_DIRECTIONS:_
For each record below, write an exact copy.

* * * * * * *

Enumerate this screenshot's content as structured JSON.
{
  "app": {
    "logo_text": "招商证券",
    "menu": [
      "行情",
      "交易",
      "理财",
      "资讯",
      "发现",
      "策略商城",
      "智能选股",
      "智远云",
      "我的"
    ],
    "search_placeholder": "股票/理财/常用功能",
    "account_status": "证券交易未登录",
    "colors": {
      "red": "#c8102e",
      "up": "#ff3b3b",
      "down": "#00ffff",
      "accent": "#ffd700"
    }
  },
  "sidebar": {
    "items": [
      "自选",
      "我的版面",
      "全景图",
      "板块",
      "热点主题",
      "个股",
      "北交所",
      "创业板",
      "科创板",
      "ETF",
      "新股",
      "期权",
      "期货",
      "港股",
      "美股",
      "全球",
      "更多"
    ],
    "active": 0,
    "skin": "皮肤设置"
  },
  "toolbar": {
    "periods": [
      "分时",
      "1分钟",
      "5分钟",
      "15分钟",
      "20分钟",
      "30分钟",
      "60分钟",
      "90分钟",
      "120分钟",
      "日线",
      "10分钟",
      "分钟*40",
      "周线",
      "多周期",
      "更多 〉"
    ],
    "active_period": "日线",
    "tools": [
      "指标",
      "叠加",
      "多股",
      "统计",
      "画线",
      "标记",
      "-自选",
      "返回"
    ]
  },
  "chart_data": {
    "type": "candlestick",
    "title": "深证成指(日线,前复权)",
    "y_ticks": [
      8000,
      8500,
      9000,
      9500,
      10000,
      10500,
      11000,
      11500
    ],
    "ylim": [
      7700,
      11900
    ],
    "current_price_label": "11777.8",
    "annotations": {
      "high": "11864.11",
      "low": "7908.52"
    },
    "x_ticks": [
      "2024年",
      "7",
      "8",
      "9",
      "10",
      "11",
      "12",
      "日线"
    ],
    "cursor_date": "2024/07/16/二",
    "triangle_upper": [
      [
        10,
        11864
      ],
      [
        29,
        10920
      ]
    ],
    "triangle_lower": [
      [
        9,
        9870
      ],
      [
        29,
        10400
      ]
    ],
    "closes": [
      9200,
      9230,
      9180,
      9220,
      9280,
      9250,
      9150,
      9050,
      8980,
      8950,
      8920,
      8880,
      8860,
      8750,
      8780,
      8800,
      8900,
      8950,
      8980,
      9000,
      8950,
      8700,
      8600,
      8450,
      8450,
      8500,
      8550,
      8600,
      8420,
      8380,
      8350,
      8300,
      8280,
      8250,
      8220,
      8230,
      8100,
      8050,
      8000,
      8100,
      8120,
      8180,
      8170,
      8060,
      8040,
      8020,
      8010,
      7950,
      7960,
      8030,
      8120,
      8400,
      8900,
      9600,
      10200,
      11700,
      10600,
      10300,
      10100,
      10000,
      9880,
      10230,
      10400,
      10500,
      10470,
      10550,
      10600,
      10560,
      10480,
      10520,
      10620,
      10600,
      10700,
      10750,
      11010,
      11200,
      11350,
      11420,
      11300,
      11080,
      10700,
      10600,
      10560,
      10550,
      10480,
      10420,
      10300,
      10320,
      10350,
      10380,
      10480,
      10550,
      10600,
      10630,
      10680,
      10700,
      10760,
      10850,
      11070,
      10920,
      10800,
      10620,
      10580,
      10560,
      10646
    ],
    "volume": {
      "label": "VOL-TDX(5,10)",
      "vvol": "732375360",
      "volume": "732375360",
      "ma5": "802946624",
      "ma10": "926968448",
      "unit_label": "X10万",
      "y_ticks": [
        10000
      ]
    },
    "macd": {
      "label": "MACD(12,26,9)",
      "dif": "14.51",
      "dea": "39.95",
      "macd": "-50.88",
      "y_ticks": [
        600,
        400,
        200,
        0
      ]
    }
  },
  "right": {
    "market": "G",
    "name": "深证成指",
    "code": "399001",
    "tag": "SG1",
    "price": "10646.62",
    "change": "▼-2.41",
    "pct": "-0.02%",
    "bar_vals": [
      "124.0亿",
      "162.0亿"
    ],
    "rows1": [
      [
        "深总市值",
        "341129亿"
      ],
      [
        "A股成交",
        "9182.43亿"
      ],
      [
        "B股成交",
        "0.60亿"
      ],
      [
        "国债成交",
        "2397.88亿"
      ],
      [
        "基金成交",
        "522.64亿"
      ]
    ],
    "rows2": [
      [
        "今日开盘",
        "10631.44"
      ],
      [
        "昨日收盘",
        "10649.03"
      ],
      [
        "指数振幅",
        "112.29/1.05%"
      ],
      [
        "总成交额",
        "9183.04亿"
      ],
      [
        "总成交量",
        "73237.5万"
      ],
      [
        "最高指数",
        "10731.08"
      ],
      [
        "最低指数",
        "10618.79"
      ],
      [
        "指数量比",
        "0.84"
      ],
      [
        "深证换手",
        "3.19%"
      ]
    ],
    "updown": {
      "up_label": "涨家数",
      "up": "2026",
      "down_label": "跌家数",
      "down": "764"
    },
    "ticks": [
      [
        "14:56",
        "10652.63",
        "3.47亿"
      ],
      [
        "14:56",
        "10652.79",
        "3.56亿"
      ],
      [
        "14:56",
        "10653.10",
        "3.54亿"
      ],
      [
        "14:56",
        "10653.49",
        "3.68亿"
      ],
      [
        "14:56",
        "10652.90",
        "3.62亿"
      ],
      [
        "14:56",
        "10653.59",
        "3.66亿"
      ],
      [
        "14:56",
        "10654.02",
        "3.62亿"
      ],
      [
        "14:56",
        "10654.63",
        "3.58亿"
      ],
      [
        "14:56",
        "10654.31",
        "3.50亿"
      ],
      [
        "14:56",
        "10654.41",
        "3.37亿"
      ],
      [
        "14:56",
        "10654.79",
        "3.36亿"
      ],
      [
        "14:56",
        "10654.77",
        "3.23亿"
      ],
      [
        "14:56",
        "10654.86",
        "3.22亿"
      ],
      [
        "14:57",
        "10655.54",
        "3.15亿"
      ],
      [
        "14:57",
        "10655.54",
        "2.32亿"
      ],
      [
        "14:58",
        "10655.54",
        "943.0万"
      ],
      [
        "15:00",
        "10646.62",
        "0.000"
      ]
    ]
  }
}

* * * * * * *

_SOLUTION TO THE PROBLEM:_
Enumerate this screenshot's content as structured JSON.
{
  "app": {
    "logo_text": "招商证券",
    "menu": [
      "行情",
      "交易",
      "理财",
      "资讯",
      "发现",
      "策略商城",
      "智能选股",
      "智远云",
      "我的"
    ],
    "search_placeholder": "股票/理财/常用功能",
    "account_status": "证券交易未登录",
    "colors": {
      "red": "#c8102e",
      "up": "#ff3b3b",
      "down": "#00ffff",
      "accent": "#ffd700"
    }
  },
  "sidebar": {
    "items": [
      "自选",
      "我的版面",
      "全景图",
      "板块",
      "热点主题",
      "个股",
      "北交所",
      "创业板",
      "科创板",
      "ETF",
      "新股",
      "期权",
      "期货",
      "港股",
      "美股",
      "全球",
      "更多"
    ],
    "active": 0,
    "skin": "皮肤设置"
  },
  "toolbar": {
    "periods": [
      "分时",
      "1分钟",
      "5分钟",
      "15分钟",
      "20分钟",
      "30分钟",
      "60分钟",
      "90分钟",
      "120分钟",
      "日线",
      "10分钟",
      "分钟*40",
      "周线",
      "多周期",
      "更多 〉"
    ],
    "active_period": "日线",
    "tools": [
      "指标",
      "叠加",
      "多股",
      "统计",
      "画线",
      "标记",
      "-自选",
      "返回"
    ]
  },
  "chart_data": {
    "type": "candlestick",
    "title": "深证成指(日线,前复权)",
    "y_ticks": [
      8000,
      8500,
      9000,
      9500,
      10000,
      10500,
      11000,
      11500
    ],
    "ylim": [
      7700,
      11900
    ],
    "current_price_label": "11777.8",
    "annotations": {
      "high": "11864.11",
      "low": "7908.52"
    },
    "x_ticks": [
      "2024年",
      "7",
      "8",
      "9",
      "10",
      "11",
      "12",
      "日线"
    ],
    "cursor_date": "2024/07/16/二",
    "triangle_upper": [
      [
        10,
        11864
      ],
      [
        29,
        10920
      ]
    ],
    "triangle_lower": [
      [
        9,
        9870
      ],
      [
        29,
        10400
      ]
    ],
    "closes": [
      9200,
      9230,
      9180,
      9220,
      9280,
      9250,
      9150,
      9050,
      8980,
      8950,
      8920,
      8880,
      8860,
      8750,
      8780,
      8800,
      8900,
      8950,
      8980,
      9000,
      8950,
      8700,
      8600,
      8450,
      8450,
      8500,
      8550,
      8600,
      8420,
      8380,
      8350,
      8300,
      8280,
      8250,
      8220,
      8230,
      8100,
      8050,
      8000,
      8100,
      8120,
      8180,
      8170,
      8060,
      8040,
      8020,
      8010,
      7950,
      7960,
      8030,
      8120,
      8400,
      8900,
      9600,
      10200,
      11700,
      10600,
      10300,
      10100,
      10000,
      9880,
      10230,
      10400,
      10500,
      10470,
      10550,
      10600,
      10560,
      10480,
      10520,
      10620,
      10600,
      10700,
      10750,
      11010,
      11200,
      11350,
      11420,
      11300,
      11080,
      10700,
      10600,
      10560,
      10550,
      10480,
      10420,
      10300,
      10320,
      10350,
      10380,
      10480,
      10550,
      10600,
      10630,
      10680,
      10700,
      10760,
      10850,
      11070,
      10920,
      10800,
      10620,
      10580,
      10560,
      10646
    ],
    "volume": {
      "label": "VOL-TDX(5,10)",
      "vvol": "732375360",
      "volume": "732375360",
      "ma5": "802946624",
      "ma10": "926968448",
      "unit_label": "X10万",
      "y_ticks": [
        10000
      ]
    },
    "macd": {
      "label": "MACD(12,26,9)",
      "dif": "14.51",
      "dea": "39.95",
      "macd": "-50.88",
      "y_ticks": [
        600,
        400,
        200,
        0
      ]
    }
  },
  "right": {
    "market": "G",
    "name": "深证成指",
    "code": "399001",
    "tag": "SG1",
    "price": "10646.62",
    "change": "▼-2.41",
    "pct": "-0.02%",
    "bar_vals": [
      "124.0亿",
      "162.0亿"
    ],
    "rows1": [
      [
        "深总市值",
        "341129亿"
      ],
      [
        "A股成交",
        "9182.43亿"
      ],
      [
        "B股成交",
        "0.60亿"
      ],
      [
        "国债成交",
        "2397.88亿"
      ],
      [
        "基金成交",
        "522.64亿"
      ]
    ],
    "rows2": [
      [
        "今日开盘",
        "10631.44"
      ],
      [
        "昨日收盘",
        "10649.03"
      ],
      [
        "指数振幅",
        "112.29/1.05%"
      ],
      [
        "总成交额",
        "9183.04亿"
      ],
      [
        "总成交量",
        "73237.5万"
      ],
      [
        "最高指数",
        "10731.08"
      ],
      [
        "最低指数",
        "10618.79"
      ],
      [
        "指数量比",
        "0.84"
      ],
      [
        "深证换手",
        "3.19%"
      ]
    ],
    "updown": {
      "up_label": "涨家数",
      "up": "2026",
      "down_label": "跌家数",
      "down": "764"
    },
    "ticks": [
      [
        "14:56",
        "10652.63",
        "3.47亿"
      ],
      [
        "14:56",
        "10652.79",
        "3.56亿"
      ],
      [
        "14:56",
        "10653.10",
        "3.54亿"
      ],
      [
        "14:56",
        "10653.49",
        "3.68亿"
      ],
      [
        "14:56",
        "10652.90",
        "3.62亿"
      ],
      [
        "14:56",
        "10653.59",
        "3.66亿"
      ],
      [
        "14:56",
        "10654.02",
        "3.62亿"
      ],
      [
        "14:56",
        "10654.63",
        "3.58亿"
      ],
      [
        "14:56",
        "10654.31",
        "3.50亿"
      ],
      [
        "14:56",
        "10654.41",
        "3.37亿"
      ],
      [
        "14:56",
        "10654.79",
        "3.36亿"
      ],
      [
        "14:56",
        "10654.77",
        "3.23亿"
      ],
      [
        "14:56",
        "10654.86",
        "3.22亿"
      ],
      [
        "14:57",
        "10655.54",
        "3.15亿"
      ],
      [
        "14:57",
        "10655.54",
        "2.32亿"
      ],
      [
        "14:58",
        "10655.54",
        "943.0万"
      ],
      [
        "15:00",
        "10646.62",
        "0.000"
      ]
    ]
  }
}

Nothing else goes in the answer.